But remember, it’s the Mise en Place lifestyle that leads to significant development, not just agreeing with my metaphors. You already know that staying true to who you are while being versatile enough to meet the demands of a specific situation are both crucial; now you just need some help figuring out HOW to do that.

Here are today’s tips for success:

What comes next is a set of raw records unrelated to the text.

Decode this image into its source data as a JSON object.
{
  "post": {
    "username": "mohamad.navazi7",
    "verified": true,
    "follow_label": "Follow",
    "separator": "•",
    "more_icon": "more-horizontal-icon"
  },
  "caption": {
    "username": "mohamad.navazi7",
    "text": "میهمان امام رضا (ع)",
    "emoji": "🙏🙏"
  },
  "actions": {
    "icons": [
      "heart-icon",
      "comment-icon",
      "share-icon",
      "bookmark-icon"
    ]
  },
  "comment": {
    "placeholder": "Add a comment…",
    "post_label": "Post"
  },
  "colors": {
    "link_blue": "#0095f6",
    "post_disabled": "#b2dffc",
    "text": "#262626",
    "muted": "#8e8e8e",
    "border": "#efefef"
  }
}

1)      It’s impossible to be yourself if you don’t know who YOU are, so you must begin to figure out what you actually value in life. These aren’t behaviors that you enjoy doing, but rather they are a set of personal standards that you seek to uphold as much as possible. This is your “original stand mixer!” It should never change regardless of where you are and what you’re doing. Keep your core values simple, just as KitchenAid has done with the base of their mixer. If you’d like some more guidance, complete the sheet I’ve linked for you here. You can get many more free activities similar to this from the website of Russ Harris, who is a doctor specializing in committing to personal change. Or you can check out his book, The Happiness Trap, but start with the exercise I’ve linked. It’s very enlightening and will give you a great start!

2)      I’ll be simple and to the point: TRY, SOMETHING, NEW! That’s it, step out of your comfort zone one time today. Once! Simple, right? Maybe, but here’s the development portion: Apply your values from above to this new activity. That is, if you value health and exercise and your spouse says you don’t do enough as a couple, maybe you can agree to go to that Zumba class she has been trying to get you to attend. If you value collaboration at work but your daily tasks keep you in front of a computer, ask your boss if you can take on an extra project with one of the sales teams. The Mise en Place Leader finds a way to live by their values in every situation! Once you have a set of strong core values established, you can actually begin to productively compromise more often, not less.

What are some of the core values you came up with? Share why these are so important to you below.